LPGA drops ‘female at birth’ clause

LPGA players have voted to allow transgender players to compete on tour in response to a lawsuit filed by a California woman who had her sex changed five years ago.

The players voted to remove the ”female at birth” requirement from the tour’s constitution at a year-end meeting at the LPGA Tour Championship, Commissioner Michael Whan said. He said steps will be taken in the coming weeks to make the change.

Players competing this week in Orlando mostly were satisfied with the change.

”We don’t need to comment on this because it’s a dead issue,” Cristie Kerr said Wednesday. ”She can compete if she can qualify. We certainly don’t want to discriminate against anybody; that’s not what the LPGA is about. And if she can qualify, she’ll be able to play. We’re like the last sports organization to do it; it’s just we’ve never really had to look at it before.

”It was just a formality more than anything,” Kerr continued. ”It was just a piece of language that said female instead of female at birth. We’re talking about two words. This person was just filing a lawsuit against us because we had two words in our rules.”

Lana Lawless, a former police officer who had a sex change operation five years ago, filed the federal lawsuit in San Francisco in October claiming the ”female at birth” requirement violated California’s civil rights law. The 57-year-old was seeking to prevent the LPGA from conducting tournaments in the state until it changed its policy.

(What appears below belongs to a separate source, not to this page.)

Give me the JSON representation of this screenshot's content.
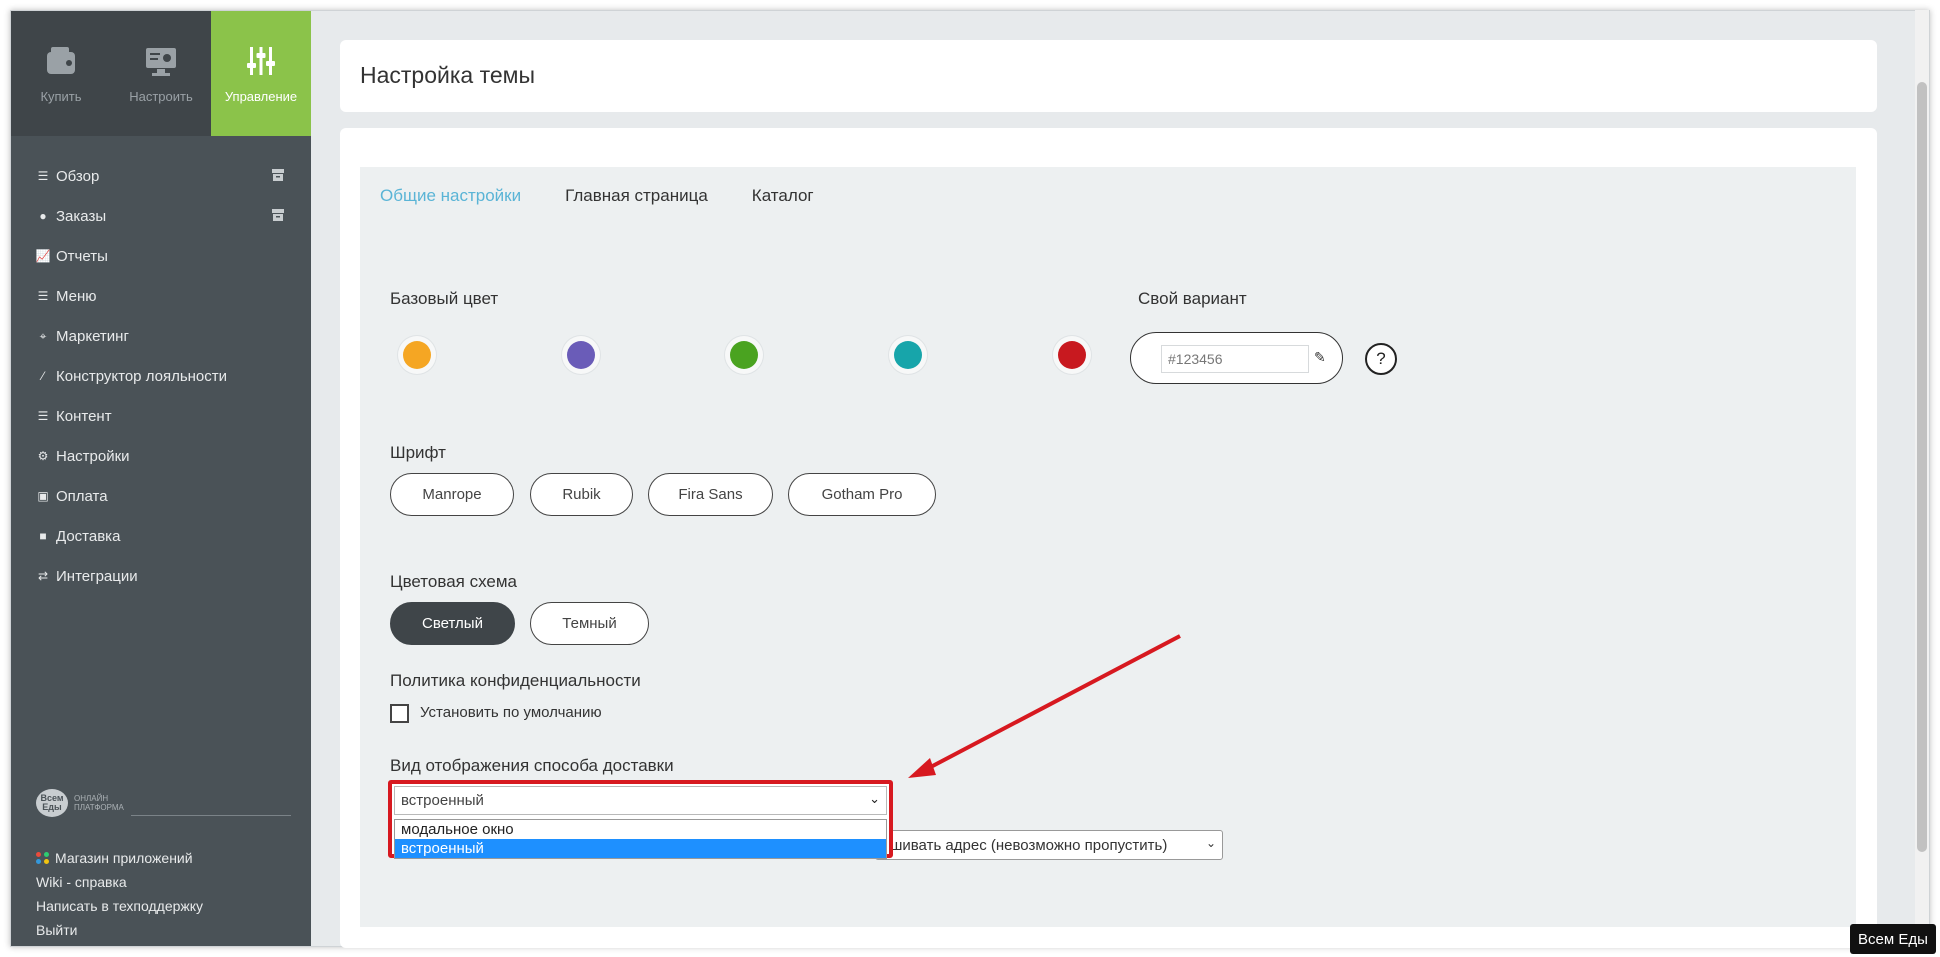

Lawless also sued the Long Drivers of America, which followed the LPGA policy. Lawless won the annual women’s long-drive golf championship in 2008 with a 254-yard drive, but was barred from competing this year after organizers adopted the LPGA’s gender rules.

Lawless’s attorney, Christopher Dolan, did not immediately return phone messages from The Associated Press on Wednesday seeking comment.

Other players who were asked about the vote said they didn’t think a transgender player would be an issue should one qualify to play on tour.

”There’s really nothing to say,” Suzann Pettersen said. ”When an organization like the (International Olympic Committee) decides to accept those changes, there’s no reason for the LPGA not to. So for my point of view, it was the natural way to go.”